X-ray Tube
An X-ray tube is a vacuum tube that generates X-rays.
For details, please refer to the technical tips "Types of X-ray Tubes and high-voltage Power Supplies".
X-ray Tube Voltage
X-ray tube voltage is the voltage applied to the X-ray tube. In an X-ray tube, a high-voltage power supply is connected between the cathode and anode. The high voltage accelerates electrons generated from the cathode to collide with the anode, generating X-rays. Higher X-ray tube voltage produces X-rays with shorter wavelengths, which penetrate materials more easily.
For example, the shortest wavelength X-ray generated from an X-ray tube voltage of 100 kV, the maximum energy X-ray generated from an acceleration of 100 kV is 100 keV, so the formula using Planck's constant E = hν = hc/λ [ J ] gives 1.24/100 keV = 0.0124 nm (0.124Å).
Another feature is that X-ray tubes generate total intensity X-rays that are proportional to the square of the tube voltage.
For more information on X-ray tube voltage and transmission power, please refer to the Q&A section "What is the tube voltage or acceleration voltage necessary for X-ray inspection systems?".
X-ray Tube Current
X-ray tube current is the current flowing through the X-ray tube. Thermo electrons generated by the X-ray tube filament collide with the anode, resulting in an electric current. The total intensity of the X-rays is proportional to the X-ray tube current. Increasing the X-ray tube current increases the x-ray dose. However, the shortest wavelength (maximum energy) remains the same. The filament current (filament temperature) controls the X-ray tube current.
Focal Spot Size
The focal spot size is the size of the area where electrons collide with the anode of the X-ray tube to produce X-rays. It is not necessary to be very sensitive to the focus size for medical or analytical X-ray tubes. However, for magnified observation of small parts, selecting an X-ray tube with a microfocus size is required.
For details, see the technical column "What is Microfocus X-ray (Basic Knowledge)" and
the technical tips "X-ray Nondestructive Inspection Series (1) X-ray CT How to take a clean image?". Please refer to the "X-ray focus".
FID stands for focus-to-image receptor distance, which is the distance from the X-ray focus to the imaging device. The imaging device is often an X-ray camera called an FPD, which allows real-time observation of X-ray images.
FOD stands for focus-to-object distance, which is the distance from the X-ray focal point to the projected sample (object).
Geometric Magnification
Geometric magnification is the ratio of the actual size of the sample to the size of the X-ray image projected on the X-ray camera. This value is the ratio of the distance from the X-ray focal point to the object (FOD) to the distance from the X-ray focal point to the camera (FID).

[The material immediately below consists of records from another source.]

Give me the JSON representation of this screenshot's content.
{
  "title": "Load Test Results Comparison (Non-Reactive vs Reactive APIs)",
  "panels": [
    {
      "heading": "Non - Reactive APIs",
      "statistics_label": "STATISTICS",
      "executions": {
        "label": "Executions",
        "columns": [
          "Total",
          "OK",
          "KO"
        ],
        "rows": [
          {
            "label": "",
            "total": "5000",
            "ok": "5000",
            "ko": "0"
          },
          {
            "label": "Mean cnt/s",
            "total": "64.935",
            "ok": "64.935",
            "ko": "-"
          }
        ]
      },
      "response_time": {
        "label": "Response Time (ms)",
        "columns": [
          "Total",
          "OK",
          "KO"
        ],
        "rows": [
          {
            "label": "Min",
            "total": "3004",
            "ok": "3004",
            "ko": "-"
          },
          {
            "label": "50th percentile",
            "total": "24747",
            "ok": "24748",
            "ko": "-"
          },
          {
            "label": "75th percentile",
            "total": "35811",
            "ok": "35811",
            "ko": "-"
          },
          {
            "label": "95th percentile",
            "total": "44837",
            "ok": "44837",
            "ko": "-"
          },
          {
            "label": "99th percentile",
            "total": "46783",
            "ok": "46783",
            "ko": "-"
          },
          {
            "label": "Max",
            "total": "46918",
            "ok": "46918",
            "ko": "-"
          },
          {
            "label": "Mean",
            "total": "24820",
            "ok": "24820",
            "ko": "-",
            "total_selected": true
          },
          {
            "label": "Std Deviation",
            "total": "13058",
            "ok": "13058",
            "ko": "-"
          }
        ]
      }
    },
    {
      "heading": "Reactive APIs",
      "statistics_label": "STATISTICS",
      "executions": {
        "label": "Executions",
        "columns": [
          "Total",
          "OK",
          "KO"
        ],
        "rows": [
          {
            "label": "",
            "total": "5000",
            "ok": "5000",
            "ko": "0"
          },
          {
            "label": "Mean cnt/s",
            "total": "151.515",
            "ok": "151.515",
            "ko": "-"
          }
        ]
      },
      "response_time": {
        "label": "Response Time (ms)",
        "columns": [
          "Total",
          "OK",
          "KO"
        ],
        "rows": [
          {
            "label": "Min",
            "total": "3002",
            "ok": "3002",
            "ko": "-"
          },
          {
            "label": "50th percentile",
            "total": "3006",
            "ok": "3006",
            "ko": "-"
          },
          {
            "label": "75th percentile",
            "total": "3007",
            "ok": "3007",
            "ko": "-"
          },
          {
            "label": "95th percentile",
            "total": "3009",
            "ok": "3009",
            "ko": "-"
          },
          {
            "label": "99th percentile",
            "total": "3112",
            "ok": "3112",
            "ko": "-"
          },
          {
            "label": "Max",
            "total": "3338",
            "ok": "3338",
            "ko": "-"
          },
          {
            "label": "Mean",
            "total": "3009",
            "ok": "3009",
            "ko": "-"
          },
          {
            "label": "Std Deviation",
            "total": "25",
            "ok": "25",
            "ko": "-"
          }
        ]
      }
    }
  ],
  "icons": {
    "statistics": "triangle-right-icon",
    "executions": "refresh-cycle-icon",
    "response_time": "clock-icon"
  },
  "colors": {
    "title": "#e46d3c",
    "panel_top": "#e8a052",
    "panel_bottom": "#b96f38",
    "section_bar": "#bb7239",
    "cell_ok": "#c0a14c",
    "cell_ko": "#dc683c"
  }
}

For example, if an object is placed 100 mm away from the X-ray focus and a camera is placed 400 mm away from it, geometric magnification = FID/FOD = (100+400)/ 100 = 5 [times].
Placing the camera farther away increases the geometric magnification, but reduces the amount of X-rays incident on the camera. To increase the geometric magnification, shorten the FOD (move the object as close to the X-ray tube as possible) to obtain a large geometric magnification.
Monitor Magnification
Monitor magnification is the magnification ratio of the X-ray image taken and displayed on a computer monitor. This magnification also includes geometric magnification. Today, this is not important because images can be imported and displayed on a computer and easily scaled.
Controlled Radiation Area
Japan's Ordinance defines a controlled radiation area for Prevention of Ionizing Radiation Hazards as an area where the dose may exceed 1.3 millisieverts per three months. It also stipulates that this controlled area must be clearly marked by signs.
In Matsusada Precision's X-ray inspection system, the internal X-ray irradiation area is a controlled area.
For more information, see Q&A, "Is a license required for usage of X-ray inspection system?".
Radiation Leakage Dose
Radiation leakage dose is the amount of X-rays leaked outside the X-ray equipment. The leakage doses of our X-ray inspection systems are all less than one μSv/h. Periodic leakage dose inspections are recommended to prevent exposure to the user of the X-ray equipment and those around him or her. We measure the leakage dose with a highly sensitive survey meter.
Region Of Interrest (ROI)
ROI stands for Region of Interest. It is a range designation used when image processing is applied to a specific area.
RAW refers to an unprocessed image file format. X-ray flat panel detectors and digital SLR cameras provide image data with a higher dynamic range than the shading displayed on a monitor. Save the image as a RAW file to preserve this data.
TIFF stands for Tag Image File Format and is a type of image format. Since it is uncompressed, You can save images with high image quality.
DICOM (Digital Imaging and Communications in Medicine) is a general-purpose image format and communication standard used in medical imaging equipment. Medical CT, MRI, CR, endoscopy, and ultrasound imaging equipment follow this standard.